Though all of Utah’s five National Parks are incredible and give the state a well-earned reputation for dramatic natural beauty, its least visited offers some of the most mind-boggling views. Canyonlands is just half an hour from Arches, but you’ll find half as many people swooning over the buttes and depths of a desert landscape sculpted by the Colorado River. The first 100 yards of the two-mile out-and-back Grand View Trail are paved and wheelchair-accessible so everyone can drink in the views from Island in the Sky mesa, which also offers a scenic drive along the rim.

Carlsbad Caverns National Park, New Mexico

Big Room Trail, 1.25+ miles

About 750 feet beneath the surface of Carlsbad Caverns National Park in southern New Mexico, you can get an unforgettable look at the largest cave chamber in North America. Photos can’t do justice to the wild mineral formations you’ll see while walking through this well-lit cave at your own pace, like the “frozen” waterfall. You can either hike into the cave through the Natural Entrance Trail (a steep 1.25 miles) or take the elevator down, which makes part of the trail wheelchair-accessible. Want a quirky souvenir? There’s a shop and cafeteria deep within the cave that sells postcards and stamps so you can drop a note in the mail from underground.

Essential gear: The temperature in the caves is always cool—an average of 56 degrees—but humidity nears 100 percent during the summer months, making for a clammy hike. Wear the ATG by Wrangler Performance Knit as a base layer to wick sweat and stay comfortable during your journey into the depths of the earth.

Gates of the Arctic National Park

Unmarked Routes, Unlimited Miles

You’ll need an air taxi, a topo map, and maybe a few friends if you want to explore the tundra, boreal forests, and Arrigetch Peaks of Gates of the Arctic in Alaska. It’s the second largest national park as well as the least visited. It’s entirely above the Arctic Circle, it has no official trails, and the park’s website is clear: “You’re on your own.” But if you’re looking for true wilderness, solitude, and a real challenge, you won’t find better odds for all three. Imagine sharing an area bigger than Maryland with no one but grizzly bears, wolves, and a few dozen visitors. The park’s website offers a list of air taxis and guide services that can take you into the park, like Expeditions Alaska, which runs multi-day camping and backpacking trips.

Essential gear: The ATG by Wrangler stretchy Men’s Five Pocket Pant and Women’s Slim Utility Pant will protect you while bushwhacking without inhibiting your range of motion.
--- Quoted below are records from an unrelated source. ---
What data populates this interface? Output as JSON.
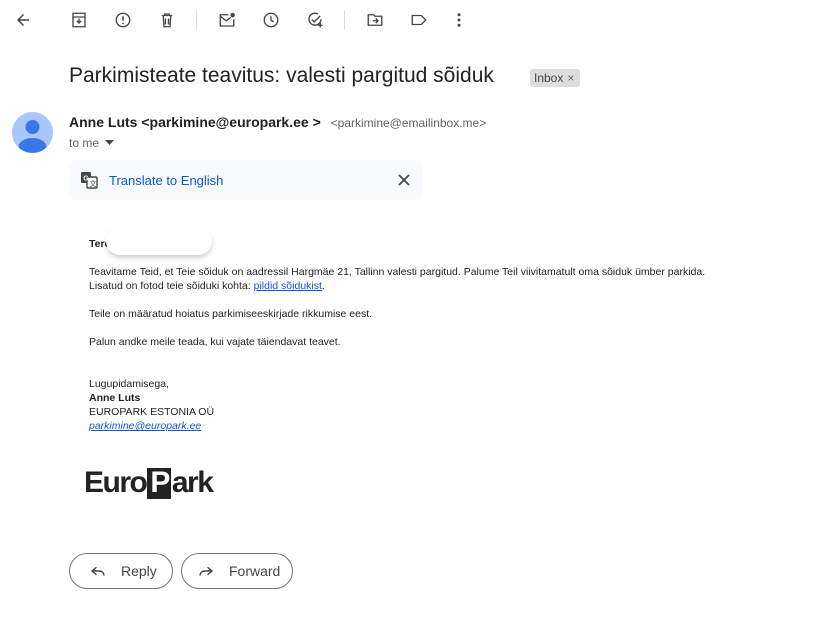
{
  "toolbar": {
    "icons": [
      "back-arrow-icon",
      "archive-icon",
      "report-spam-icon",
      "delete-icon",
      "mark-unread-icon",
      "snooze-icon",
      "add-to-tasks-icon",
      "move-to-icon",
      "label-icon",
      "more-vert-icon"
    ]
  },
  "email": {
    "subject": "Parkimisteate teavitus: valesti pargitud sõiduk",
    "label_chip": "Inbox",
    "label_chip_close": "×",
    "sender_name": "Anne Luts",
    "sender_email_display": "<parkimine@europark.ee >",
    "sender_email_actual": "<parkimine@emailinbox.me>",
    "to": "to me"
  },
  "translate": {
    "label": "Translate to English"
  },
  "body": {
    "greeting": "Tere",
    "para1_line1": "Teavitame Teid, et Teie sõiduk on aadressil Hargmäe 21, Tallinn valesti pargitud. Palume Teil viivitamatult oma sõiduk ümber parkida.",
    "para1_line2_prefix": "Lisatud on fotod teie sõiduki kohta: ",
    "para1_link": "pildid sõidukist",
    "para1_line2_suffix": ".",
    "para2": "Teile on määratud hoiatus parkimiseeskirjade rikkumise eest.",
    "para3": "Palun andke meile teada, kui vajate täiendavat teavet.",
    "closing": "Lugupidamisega,",
    "sig_name": "Anne Luts",
    "sig_company": "EUROPARK ESTONIA OÜ",
    "sig_email": "parkimine@europark.ee",
    "logo_left": "Euro",
    "logo_p": "P",
    "logo_right": "ark"
  },
  "actions": {
    "reply": "Reply",
    "forward": "Forward"
  },
  "colors": {
    "link": "#1155cc",
    "translate_link": "#0b57d0",
    "avatar_bg": "#a8c7fa",
    "avatar_fg": "#3b78e7"
  }
}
The Wrangler®  brand is founded in a connection to the outdoors, rooted in adventure and independence. ATG by Wrangler™ now provides versatile, performance apparel with the intent of making the outdoors accessible to all.